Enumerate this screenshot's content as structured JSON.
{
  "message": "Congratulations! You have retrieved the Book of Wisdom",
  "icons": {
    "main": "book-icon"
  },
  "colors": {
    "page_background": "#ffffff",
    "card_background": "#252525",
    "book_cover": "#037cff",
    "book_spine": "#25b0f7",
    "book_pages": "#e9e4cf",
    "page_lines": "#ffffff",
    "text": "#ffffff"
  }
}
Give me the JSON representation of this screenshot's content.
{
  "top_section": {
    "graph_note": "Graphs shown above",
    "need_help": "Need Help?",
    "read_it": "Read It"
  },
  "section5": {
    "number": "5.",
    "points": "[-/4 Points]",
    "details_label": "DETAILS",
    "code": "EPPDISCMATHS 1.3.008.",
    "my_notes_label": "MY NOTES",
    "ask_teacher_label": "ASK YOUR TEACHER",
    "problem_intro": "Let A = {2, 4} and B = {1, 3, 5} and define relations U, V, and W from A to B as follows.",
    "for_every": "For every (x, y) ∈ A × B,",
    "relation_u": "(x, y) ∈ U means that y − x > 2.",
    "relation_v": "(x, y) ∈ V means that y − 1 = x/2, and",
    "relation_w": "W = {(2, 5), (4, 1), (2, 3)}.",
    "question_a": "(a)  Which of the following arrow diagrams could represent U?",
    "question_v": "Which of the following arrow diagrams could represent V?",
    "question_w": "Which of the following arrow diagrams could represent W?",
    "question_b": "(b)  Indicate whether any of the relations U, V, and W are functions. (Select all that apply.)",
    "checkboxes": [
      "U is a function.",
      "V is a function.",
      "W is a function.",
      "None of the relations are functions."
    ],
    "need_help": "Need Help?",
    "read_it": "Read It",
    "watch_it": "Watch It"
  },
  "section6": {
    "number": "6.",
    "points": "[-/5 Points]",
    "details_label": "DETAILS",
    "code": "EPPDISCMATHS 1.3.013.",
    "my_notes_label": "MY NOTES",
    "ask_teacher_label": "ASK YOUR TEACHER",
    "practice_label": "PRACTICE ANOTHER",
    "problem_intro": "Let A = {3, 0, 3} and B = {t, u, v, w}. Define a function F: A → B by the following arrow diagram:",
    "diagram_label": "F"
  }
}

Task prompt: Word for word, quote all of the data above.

Solved exercise:
Enumerate this screenshot's content as structured JSON.
{
  "message": "Congratulations! You have retrieved the Book of Wisdom",
  "icons": {
    "main": "book-icon"
  },
  "colors": {
    "page_background": "#ffffff",
    "card_background": "#252525",
    "book_cover": "#037cff",
    "book_spine": "#25b0f7",
    "book_pages": "#e9e4cf",
    "page_lines": "#ffffff",
    "text": "#ffffff"
  }
}
Give me the JSON representation of this screenshot's content.
{
  "top_section": {
    "graph_note": "Graphs shown above",
    "need_help": "Need Help?",
    "read_it": "Read It"
  },
  "section5": {
    "number": "5.",
    "points": "[-/4 Points]",
    "details_label": "DETAILS",
    "code": "EPPDISCMATHS 1.3.008.",
    "my_notes_label": "MY NOTES",
    "ask_teacher_label": "ASK YOUR TEACHER",
    "problem_intro": "Let A = {2, 4} and B = {1, 3, 5} and define relations U, V, and W from A to B as follows.",
    "for_every": "For every (x, y) ∈ A × B,",
    "relation_u": "(x, y) ∈ U means that y − x > 2.",
    "relation_v": "(x, y) ∈ V means that y − 1 = x/2, and",
    "relation_w": "W = {(2, 5), (4, 1), (2, 3)}.",
    "question_a": "(a)  Which of the following arrow diagrams could represent U?",
    "question_v": "Which of the following arrow diagrams could represent V?",
    "question_w": "Which of the following arrow diagrams could represent W?",
    "question_b": "(b)  Indicate whether any of the relations U, V, and W are functions. (Select all that apply.)",
    "checkboxes": [
      "U is a function.",
      "V is a function.",
      "W is a function.",
      "None of the relations are functions."
    ],
    "need_help": "Need Help?",
    "read_it": "Read It",
    "watch_it": "Watch It"
  },
  "section6": {
    "number": "6.",
    "points": "[-/5 Points]",
    "details_label": "DETAILS",
    "code": "EPPDISCMATHS 1.3.013.",
    "my_notes_label": "MY NOTES",
    "ask_teacher_label": "ASK YOUR TEACHER",
    "practice_label": "PRACTICE ANOTHER",
    "problem_intro": "Let A = {3, 0, 3} and B = {t, u, v, w}. Define a function F: A → B by the following arrow diagram:",
    "diagram_label": "F"
  }
}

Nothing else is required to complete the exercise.